Gus showed up at the widow Haynes’ house about a year after her husband’s death. He was three years older than her eldest son and she offered him a bed in the attic. He ate hot meals with her nine kids and worked on the farm from sun up to sun down, seven days a week. The Depression years were lean and when the boys joined the Army and went off to fight in wars, Gus stayed on in his little room in the attic and kept the farm alive. The widow Haynes was a bossy woman and she didn’t listen to any lip from the people in town questioning why this man was living in her attic. She didn’t care what anybody had to say, she was grateful for the help. She was busy keeping a roof over her family’s head and food on their table. Gus paid them no mind.Read more
Southern Legitimacy Statement: I never tire of telling my Northern friends stories of my childhood, growing up near Tampa, FL. During season, our old man would wake us up early to pick grits from the grove of grits trees up the road. We would gather the necessary equipment: a burlap grits sack, magnifying glass, tweezers and a tall ladder. The biggest, ripest grits always seemed to be at the top of the tree. We would carefully select the grits, one by one, gently plucking them off the branch with our tweezers, then deposit them into the burlap sack on our back. As a child, I could only fill one sack before noon.

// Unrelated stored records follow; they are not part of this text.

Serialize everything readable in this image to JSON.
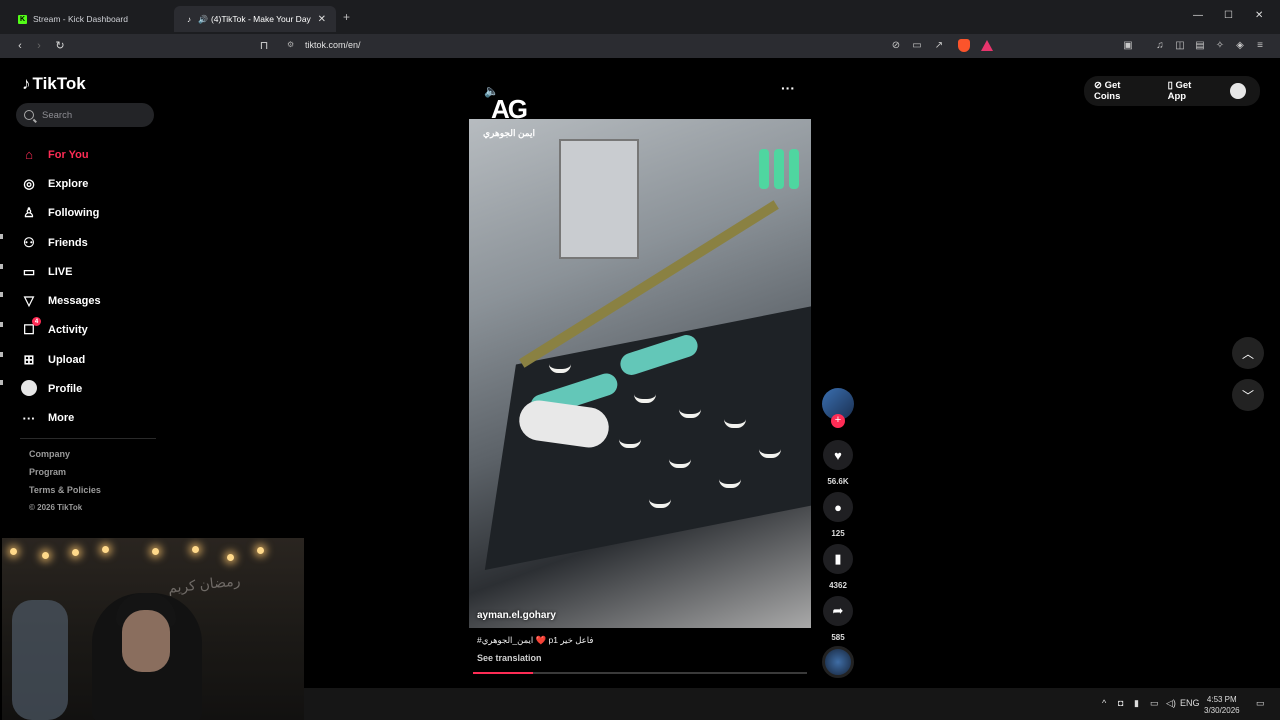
{
  "browser": {
    "tabs": [
      {
        "title": "Stream - Kick Dashboard",
        "favicon": "K"
      },
      {
        "title": "(4)TikTok - Make Your Day",
        "favicon": "tiktok-icon"
      }
    ],
    "url": "tiktok.com/en/"
  },
  "sidebar": {
    "brand": "TikTok",
    "search_placeholder": "Search",
    "items": [
      {
        "label": "For You",
        "icon": "home-icon"
      },
      {
        "label": "Explore",
        "icon": "compass-icon"
      },
      {
        "label": "Following",
        "icon": "following-icon"
      },
      {
        "label": "Friends",
        "icon": "friends-icon"
      },
      {
        "label": "LIVE",
        "icon": "live-icon"
      },
      {
        "label": "Messages",
        "icon": "messages-icon"
      },
      {
        "label": "Activity",
        "icon": "activity-icon",
        "badge": "4"
      },
      {
        "label": "Upload",
        "icon": "upload-icon"
      },
      {
        "label": "Profile",
        "icon": "profile-icon"
      },
      {
        "label": "More",
        "icon": "more-icon"
      }
    ],
    "footer": {
      "company": "Company",
      "program": "Program",
      "terms": "Terms & Policies",
      "copyright": "© 2026 TikTok"
    }
  },
  "webcam": {
    "sign_text": "رمضان كريم"
  },
  "video": {
    "overlay_logo": "AG",
    "overlay_name": "ايمن الجوهري",
    "username": "ayman.el.gohary",
    "caption": "#ايمن_الجوهري ❤️ p1 فاعل خير",
    "see_translation": "See translation",
    "progress": 0.18,
    "stats": {
      "likes": "56.6K",
      "comments": "125",
      "saves": "4362",
      "shares": "585"
    }
  },
  "header": {
    "get_coins": "Get Coins",
    "get_app": "Get App"
  },
  "taskbar": {
    "lang": "ENG",
    "time": "4:53 PM",
    "date": "3/30/2026"
  },
  "colors": {
    "accent": "#fe2c55",
    "background": "#000000"
  }
}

I was always amazed by my father, who could adeptly climb up and down the ladder, quickly and methodically picking the finest grits, like an artisan at work. He would fill 3 or 4 bags, before we sat down to our packed lunch of scratch biscuits and strawberry jam. As the day grew late, we would make our way back to the house, dragging the full grits sacks behind us. Tired, but excitedly anticipating Mama cooking us up a big plate of fish and grits for supper. Afterward, the old man would take out his fiddle and sit on the porch to play.
Sometimes Uncle Jim would come over and join us for dinner and bring his mandolin. We would drift off to sleep with the sounds of fiddle and mandolin coming in through the window.”Read more
SLS: Deep South is different than South even though I can’t prove it. Ever since I moved north from Alabama to Tennessee I’ve felt like a Yankee. Writing Southern is about writing legacy, and that ain’t easy. We pronounce things like they sound, and I can’t hear a banjo without tapping my foot. Sweet tea tastes different when Mama mixes it up, but yall already knew all that. Read more
Southern Legitimacy Statement: How yall doin? I’m Mark McKee, born n bred in Dyersburg, TN. Short jaunt from Memphis, home of the Delta blues, Elvis, what have ye. This here story is, like all good southern yarns, based on a truth, of sorts. After relatin it to my Kansan buddy, Julie Sumner, she come along and had a right fine ending for it. Here we ere.Read more